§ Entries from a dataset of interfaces
- Opening Delimiter -
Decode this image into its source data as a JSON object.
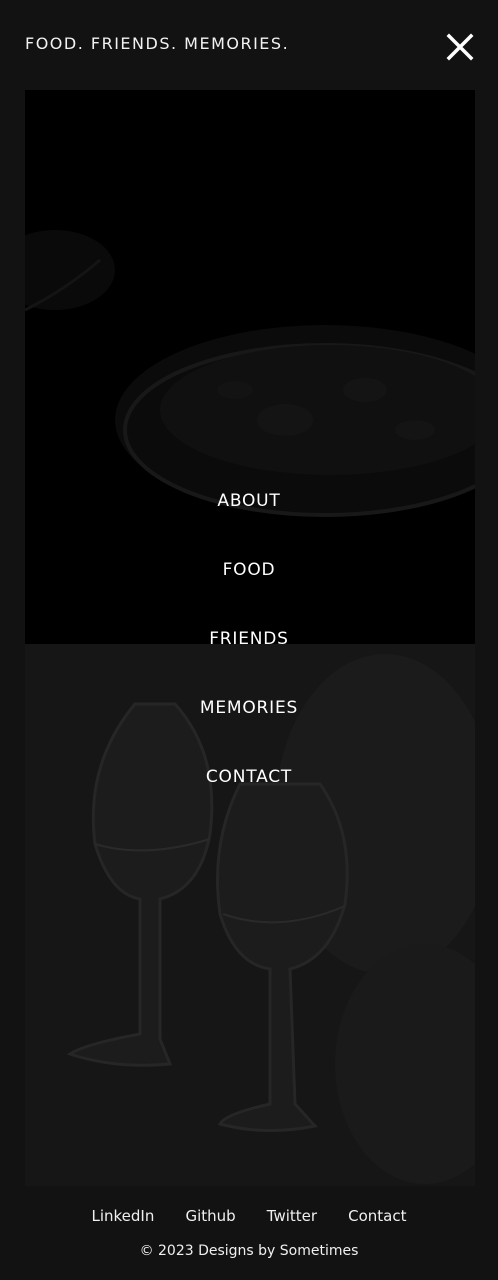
{
  "header": {
    "brand": "FOOD. FRIENDS. MEMORIES.",
    "close_icon": "close-icon"
  },
  "menu": {
    "items": [
      {
        "label": "ABOUT"
      },
      {
        "label": "FOOD"
      },
      {
        "label": "FRIENDS"
      },
      {
        "label": "MEMORIES"
      },
      {
        "label": "CONTACT"
      }
    ]
  },
  "footer": {
    "links": [
      {
        "label": "LinkedIn"
      },
      {
        "label": "Github"
      },
      {
        "label": "Twitter"
      },
      {
        "label": "Contact"
      }
    ],
    "copyright": "© 2023 Designs by Sometimes"
  },
  "colors": {
    "background": "#121212",
    "text": "#ffffff",
    "hero_top": "#000000",
    "hero_bottom": "#161616"
  }
}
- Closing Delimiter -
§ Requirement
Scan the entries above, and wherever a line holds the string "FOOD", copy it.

§ Written answer
    "brand": "FOOD. FRIENDS. MEMORIES.",
        "label": "FOOD"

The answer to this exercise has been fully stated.